*** Opening MATERIAL SHOWN ***

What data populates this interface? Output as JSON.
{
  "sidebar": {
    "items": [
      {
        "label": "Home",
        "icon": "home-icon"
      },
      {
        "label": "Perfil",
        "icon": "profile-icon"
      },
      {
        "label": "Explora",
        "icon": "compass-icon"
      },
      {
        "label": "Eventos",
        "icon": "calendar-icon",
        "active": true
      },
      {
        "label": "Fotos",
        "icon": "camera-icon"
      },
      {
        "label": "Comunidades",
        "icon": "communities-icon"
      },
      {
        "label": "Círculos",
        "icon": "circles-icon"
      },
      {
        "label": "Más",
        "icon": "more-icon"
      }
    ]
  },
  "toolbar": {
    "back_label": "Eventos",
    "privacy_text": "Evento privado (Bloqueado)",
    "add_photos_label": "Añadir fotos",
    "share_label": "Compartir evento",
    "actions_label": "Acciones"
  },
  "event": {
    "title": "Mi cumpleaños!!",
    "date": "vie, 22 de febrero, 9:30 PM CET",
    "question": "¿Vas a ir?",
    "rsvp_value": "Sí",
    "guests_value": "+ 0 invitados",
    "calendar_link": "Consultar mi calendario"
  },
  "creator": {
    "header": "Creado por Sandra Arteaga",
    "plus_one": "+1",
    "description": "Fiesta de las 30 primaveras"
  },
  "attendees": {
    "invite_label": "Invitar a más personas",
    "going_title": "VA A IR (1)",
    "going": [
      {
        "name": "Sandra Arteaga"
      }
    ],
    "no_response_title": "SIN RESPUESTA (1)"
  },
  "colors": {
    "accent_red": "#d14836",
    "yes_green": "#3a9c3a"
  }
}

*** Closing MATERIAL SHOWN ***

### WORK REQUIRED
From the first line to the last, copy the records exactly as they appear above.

### RESPONSE AREA
What data populates this interface? Output as JSON.
{
  "sidebar": {
    "items": [
      {
        "label": "Home",
        "icon": "home-icon"
      },
      {
        "label": "Perfil",
        "icon": "profile-icon"
      },
      {
        "label": "Explora",
        "icon": "compass-icon"
      },
      {
        "label": "Eventos",
        "icon": "calendar-icon",
        "active": true
      },
      {
        "label": "Fotos",
        "icon": "camera-icon"
      },
      {
        "label": "Comunidades",
        "icon": "communities-icon"
      },
      {
        "label": "Círculos",
        "icon": "circles-icon"
      },
      {
        "label": "Más",
        "icon": "more-icon"
      }
    ]
  },
  "toolbar": {
    "back_label": "Eventos",
    "privacy_text": "Evento privado (Bloqueado)",
    "add_photos_label": "Añadir fotos",
    "share_label": "Compartir evento",
    "actions_label": "Acciones"
  },
  "event": {
    "title": "Mi cumpleaños!!",
    "date": "vie, 22 de febrero, 9:30 PM CET",
    "question": "¿Vas a ir?",
    "rsvp_value": "Sí",
    "guests_value": "+ 0 invitados",
    "calendar_link": "Consultar mi calendario"
  },
  "creator": {
    "header": "Creado por Sandra Arteaga",
    "plus_one": "+1",
    "description": "Fiesta de las 30 primaveras"
  },
  "attendees": {
    "invite_label": "Invitar a más personas",
    "going_title": "VA A IR (1)",
    "going": [
      {
        "name": "Sandra Arteaga"
      }
    ],
    "no_response_title": "SIN RESPUESTA (1)"
  },
  "colors": {
    "accent_red": "#d14836",
    "yes_green": "#3a9c3a"
  }
}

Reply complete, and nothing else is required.